**Exercise aim**
Your task is to copy each line in the listing that includes the word "myself".

━━━ Data extract

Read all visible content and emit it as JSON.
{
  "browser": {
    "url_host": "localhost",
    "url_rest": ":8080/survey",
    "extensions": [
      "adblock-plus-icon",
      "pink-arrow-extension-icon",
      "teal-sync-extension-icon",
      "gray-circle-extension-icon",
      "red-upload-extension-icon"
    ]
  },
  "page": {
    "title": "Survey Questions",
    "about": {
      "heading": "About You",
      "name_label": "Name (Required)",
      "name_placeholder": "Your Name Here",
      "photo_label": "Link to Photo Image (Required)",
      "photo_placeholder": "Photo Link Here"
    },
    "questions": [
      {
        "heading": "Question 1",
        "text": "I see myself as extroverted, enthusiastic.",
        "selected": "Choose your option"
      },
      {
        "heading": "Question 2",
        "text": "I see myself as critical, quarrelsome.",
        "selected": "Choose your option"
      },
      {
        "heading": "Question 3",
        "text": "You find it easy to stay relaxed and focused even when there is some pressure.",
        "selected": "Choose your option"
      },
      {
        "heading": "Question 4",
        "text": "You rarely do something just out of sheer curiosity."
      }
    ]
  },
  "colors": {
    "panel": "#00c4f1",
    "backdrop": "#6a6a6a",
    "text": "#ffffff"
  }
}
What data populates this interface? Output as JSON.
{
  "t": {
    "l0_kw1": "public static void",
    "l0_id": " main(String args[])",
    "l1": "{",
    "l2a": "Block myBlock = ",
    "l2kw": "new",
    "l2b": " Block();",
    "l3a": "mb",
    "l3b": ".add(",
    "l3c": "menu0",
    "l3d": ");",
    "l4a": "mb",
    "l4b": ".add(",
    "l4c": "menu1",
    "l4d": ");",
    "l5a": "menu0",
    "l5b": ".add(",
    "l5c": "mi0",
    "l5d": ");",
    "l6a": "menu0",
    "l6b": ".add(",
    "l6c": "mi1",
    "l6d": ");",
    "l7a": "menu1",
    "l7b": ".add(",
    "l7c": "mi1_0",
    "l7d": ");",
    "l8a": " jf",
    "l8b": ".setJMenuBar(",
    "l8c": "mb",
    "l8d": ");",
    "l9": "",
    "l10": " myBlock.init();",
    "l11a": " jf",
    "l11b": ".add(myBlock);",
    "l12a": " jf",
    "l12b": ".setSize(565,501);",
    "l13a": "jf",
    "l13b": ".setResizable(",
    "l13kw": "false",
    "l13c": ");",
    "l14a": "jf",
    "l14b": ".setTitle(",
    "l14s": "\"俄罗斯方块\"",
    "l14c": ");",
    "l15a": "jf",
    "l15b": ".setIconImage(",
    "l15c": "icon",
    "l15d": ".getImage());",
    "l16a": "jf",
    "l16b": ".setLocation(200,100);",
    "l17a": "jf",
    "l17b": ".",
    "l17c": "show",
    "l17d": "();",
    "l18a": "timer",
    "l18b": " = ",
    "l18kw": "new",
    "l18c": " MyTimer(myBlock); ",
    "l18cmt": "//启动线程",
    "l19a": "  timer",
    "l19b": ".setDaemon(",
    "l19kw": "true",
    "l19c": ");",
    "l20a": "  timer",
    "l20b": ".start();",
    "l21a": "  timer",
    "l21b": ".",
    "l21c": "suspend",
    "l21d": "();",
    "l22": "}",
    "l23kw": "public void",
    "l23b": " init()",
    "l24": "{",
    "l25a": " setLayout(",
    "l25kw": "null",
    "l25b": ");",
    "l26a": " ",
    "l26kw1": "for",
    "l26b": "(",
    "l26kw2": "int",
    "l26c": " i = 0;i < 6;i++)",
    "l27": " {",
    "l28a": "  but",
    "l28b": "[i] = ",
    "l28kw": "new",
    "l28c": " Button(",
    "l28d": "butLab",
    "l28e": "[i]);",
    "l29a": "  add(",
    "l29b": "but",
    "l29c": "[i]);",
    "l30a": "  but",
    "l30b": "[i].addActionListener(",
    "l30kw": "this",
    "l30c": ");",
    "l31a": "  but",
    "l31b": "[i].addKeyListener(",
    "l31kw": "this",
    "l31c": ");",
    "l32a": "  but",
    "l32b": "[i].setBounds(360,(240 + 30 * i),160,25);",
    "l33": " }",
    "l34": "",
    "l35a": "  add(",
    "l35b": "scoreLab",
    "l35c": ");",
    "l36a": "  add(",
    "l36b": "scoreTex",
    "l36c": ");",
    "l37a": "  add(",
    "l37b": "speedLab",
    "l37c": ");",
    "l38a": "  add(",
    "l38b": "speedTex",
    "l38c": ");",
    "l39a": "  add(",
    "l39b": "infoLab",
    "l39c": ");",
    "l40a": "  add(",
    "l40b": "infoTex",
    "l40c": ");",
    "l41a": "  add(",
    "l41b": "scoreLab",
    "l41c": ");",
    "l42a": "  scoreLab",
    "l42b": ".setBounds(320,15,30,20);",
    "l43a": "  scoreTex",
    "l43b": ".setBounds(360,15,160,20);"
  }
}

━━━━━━

**Expected output**
        "text": "I see myself as extroverted, enthusiastic.",
        "text": "I see myself as critical, quarrelsome.",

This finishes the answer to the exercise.